» **REQUIREMENT**
Find the word "glyph" in the listing. Copy out each line where it occurs.

» **PROVIDED RECORDS**
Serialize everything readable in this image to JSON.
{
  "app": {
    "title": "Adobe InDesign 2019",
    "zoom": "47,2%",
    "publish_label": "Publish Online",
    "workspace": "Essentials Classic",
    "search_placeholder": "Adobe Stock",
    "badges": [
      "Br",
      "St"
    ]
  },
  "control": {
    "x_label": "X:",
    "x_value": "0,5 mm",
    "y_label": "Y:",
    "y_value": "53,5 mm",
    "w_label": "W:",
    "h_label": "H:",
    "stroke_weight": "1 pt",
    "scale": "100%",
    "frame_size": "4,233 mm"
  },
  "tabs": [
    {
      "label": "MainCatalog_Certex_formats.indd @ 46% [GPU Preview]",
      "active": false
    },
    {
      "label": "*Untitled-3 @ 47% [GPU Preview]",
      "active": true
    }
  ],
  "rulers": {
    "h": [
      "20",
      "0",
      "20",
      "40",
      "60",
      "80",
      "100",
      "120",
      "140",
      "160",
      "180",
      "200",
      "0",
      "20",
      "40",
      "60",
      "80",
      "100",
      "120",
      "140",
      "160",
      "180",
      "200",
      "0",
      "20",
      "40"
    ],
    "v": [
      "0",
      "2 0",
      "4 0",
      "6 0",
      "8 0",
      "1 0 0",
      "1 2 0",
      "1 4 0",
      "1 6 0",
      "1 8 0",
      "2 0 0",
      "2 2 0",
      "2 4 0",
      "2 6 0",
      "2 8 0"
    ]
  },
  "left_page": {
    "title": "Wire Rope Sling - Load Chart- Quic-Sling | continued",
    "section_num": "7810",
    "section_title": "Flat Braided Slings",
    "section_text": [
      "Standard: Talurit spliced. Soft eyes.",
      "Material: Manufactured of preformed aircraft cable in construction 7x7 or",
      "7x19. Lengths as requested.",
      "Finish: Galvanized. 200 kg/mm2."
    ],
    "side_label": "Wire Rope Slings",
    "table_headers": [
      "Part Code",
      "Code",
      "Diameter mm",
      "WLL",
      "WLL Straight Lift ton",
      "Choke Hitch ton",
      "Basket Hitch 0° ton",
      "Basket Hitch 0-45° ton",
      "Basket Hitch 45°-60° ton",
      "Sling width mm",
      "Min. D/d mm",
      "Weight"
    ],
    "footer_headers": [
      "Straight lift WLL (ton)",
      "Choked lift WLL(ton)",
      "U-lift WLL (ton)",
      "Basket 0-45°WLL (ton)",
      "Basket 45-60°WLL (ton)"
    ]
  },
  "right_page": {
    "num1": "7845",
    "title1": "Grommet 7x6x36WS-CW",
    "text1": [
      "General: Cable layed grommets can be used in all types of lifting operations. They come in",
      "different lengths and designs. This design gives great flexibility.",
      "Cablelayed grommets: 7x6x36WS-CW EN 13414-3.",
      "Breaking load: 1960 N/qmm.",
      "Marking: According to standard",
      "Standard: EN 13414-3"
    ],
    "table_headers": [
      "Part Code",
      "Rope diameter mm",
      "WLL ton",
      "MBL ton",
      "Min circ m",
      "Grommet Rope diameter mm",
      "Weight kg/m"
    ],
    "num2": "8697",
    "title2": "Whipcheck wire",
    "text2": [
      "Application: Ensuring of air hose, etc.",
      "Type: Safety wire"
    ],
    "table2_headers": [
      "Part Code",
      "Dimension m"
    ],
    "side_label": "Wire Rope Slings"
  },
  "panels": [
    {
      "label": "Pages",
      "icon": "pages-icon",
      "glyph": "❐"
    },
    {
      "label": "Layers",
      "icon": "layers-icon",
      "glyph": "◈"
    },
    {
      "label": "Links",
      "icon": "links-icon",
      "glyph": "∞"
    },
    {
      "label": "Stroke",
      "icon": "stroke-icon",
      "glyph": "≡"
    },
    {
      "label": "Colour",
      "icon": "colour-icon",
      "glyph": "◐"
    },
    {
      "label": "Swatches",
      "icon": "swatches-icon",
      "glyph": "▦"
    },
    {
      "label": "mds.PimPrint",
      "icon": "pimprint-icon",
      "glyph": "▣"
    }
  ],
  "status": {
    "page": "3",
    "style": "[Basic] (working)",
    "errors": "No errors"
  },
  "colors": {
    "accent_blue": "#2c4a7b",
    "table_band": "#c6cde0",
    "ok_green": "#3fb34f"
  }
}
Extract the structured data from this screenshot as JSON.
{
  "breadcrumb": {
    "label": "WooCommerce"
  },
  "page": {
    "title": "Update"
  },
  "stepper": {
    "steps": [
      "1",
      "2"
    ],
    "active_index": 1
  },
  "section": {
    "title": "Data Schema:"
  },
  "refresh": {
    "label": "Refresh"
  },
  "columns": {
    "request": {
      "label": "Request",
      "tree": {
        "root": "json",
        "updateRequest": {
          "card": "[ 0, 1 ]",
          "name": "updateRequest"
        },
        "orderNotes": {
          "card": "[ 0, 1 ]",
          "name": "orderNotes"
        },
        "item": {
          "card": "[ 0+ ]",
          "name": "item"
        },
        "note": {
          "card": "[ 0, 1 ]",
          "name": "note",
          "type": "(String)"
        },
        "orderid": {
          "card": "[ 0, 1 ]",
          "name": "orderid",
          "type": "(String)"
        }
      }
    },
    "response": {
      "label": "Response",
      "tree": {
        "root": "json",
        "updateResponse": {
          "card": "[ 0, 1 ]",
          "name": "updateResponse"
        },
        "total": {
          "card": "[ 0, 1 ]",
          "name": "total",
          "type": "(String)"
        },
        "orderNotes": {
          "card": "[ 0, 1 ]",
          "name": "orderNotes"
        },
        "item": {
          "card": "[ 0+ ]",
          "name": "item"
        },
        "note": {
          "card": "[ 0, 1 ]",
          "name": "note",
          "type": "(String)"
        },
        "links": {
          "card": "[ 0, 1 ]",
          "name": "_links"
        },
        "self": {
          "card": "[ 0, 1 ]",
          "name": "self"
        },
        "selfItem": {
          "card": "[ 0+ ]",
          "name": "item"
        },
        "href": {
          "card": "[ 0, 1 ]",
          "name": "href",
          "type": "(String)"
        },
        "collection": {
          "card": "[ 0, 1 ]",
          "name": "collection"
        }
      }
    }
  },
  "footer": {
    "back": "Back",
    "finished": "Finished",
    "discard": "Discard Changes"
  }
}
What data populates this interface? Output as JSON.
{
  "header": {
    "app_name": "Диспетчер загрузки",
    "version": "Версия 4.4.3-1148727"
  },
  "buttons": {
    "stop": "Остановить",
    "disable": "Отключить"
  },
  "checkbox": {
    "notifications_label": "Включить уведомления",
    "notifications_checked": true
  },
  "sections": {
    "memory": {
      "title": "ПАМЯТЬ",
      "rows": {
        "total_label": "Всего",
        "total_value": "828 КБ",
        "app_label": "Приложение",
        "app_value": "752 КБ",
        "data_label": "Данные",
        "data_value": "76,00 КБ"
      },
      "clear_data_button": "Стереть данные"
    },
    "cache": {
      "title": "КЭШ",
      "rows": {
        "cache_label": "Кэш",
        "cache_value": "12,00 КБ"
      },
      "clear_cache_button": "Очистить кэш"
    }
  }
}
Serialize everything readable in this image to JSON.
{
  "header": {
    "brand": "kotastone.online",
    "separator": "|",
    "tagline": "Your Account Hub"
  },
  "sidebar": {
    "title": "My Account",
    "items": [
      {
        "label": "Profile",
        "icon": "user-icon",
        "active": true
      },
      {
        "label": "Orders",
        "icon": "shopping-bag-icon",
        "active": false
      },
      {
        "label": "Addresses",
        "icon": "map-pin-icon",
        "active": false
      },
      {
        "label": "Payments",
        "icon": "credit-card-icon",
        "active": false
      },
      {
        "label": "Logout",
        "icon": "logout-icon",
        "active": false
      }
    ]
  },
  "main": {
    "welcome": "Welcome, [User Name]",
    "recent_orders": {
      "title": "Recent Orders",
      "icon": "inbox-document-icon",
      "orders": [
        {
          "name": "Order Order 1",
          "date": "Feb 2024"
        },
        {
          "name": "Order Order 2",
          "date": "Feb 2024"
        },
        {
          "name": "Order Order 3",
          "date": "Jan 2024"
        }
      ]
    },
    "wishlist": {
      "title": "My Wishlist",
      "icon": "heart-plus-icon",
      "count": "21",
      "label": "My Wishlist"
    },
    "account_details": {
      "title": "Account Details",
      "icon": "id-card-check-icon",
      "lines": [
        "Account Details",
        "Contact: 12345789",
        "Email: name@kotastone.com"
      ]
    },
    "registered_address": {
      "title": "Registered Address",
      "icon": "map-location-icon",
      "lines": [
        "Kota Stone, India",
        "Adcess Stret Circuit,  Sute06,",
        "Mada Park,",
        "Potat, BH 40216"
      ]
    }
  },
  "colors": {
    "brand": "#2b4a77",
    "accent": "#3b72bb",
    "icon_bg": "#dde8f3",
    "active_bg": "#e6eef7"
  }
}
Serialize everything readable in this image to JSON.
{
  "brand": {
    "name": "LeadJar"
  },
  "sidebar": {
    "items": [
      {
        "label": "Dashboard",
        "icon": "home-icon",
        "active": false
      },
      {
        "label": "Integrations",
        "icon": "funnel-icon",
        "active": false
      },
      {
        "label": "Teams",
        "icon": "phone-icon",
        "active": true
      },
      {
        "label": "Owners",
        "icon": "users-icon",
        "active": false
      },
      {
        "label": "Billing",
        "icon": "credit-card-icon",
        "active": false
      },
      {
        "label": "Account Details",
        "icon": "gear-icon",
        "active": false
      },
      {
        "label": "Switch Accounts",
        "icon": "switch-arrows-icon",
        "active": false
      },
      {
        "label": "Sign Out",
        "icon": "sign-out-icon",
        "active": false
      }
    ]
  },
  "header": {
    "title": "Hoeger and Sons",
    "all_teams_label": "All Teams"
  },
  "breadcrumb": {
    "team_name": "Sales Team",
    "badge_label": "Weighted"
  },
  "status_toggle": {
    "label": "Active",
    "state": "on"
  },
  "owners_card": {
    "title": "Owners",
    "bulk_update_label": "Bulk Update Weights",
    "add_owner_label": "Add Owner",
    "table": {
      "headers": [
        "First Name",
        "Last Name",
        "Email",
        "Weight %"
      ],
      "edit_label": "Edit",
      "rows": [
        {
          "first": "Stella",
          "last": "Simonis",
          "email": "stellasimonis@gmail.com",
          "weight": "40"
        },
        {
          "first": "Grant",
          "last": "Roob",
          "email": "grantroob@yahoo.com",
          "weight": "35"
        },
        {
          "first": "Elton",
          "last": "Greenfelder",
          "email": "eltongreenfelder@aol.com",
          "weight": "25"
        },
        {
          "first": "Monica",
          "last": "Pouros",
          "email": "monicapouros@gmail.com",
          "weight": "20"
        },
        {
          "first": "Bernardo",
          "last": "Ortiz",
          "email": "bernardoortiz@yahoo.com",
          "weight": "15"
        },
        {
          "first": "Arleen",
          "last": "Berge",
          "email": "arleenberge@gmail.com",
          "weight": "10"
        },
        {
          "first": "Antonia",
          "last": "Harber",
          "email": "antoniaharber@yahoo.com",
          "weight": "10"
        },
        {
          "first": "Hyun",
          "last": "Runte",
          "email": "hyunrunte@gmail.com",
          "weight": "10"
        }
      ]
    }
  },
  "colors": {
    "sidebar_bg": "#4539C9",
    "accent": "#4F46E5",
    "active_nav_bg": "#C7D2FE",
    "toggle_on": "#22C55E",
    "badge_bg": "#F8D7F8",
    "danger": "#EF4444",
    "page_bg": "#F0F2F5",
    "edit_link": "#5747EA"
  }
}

» **SOLUTION FOR THIS TASK**
      "glyph": "❐"
      "glyph": "◈"
      "glyph": "∞"
      "glyph": "≡"
      "glyph": "◐"
      "glyph": "▦"
      "glyph": "▣"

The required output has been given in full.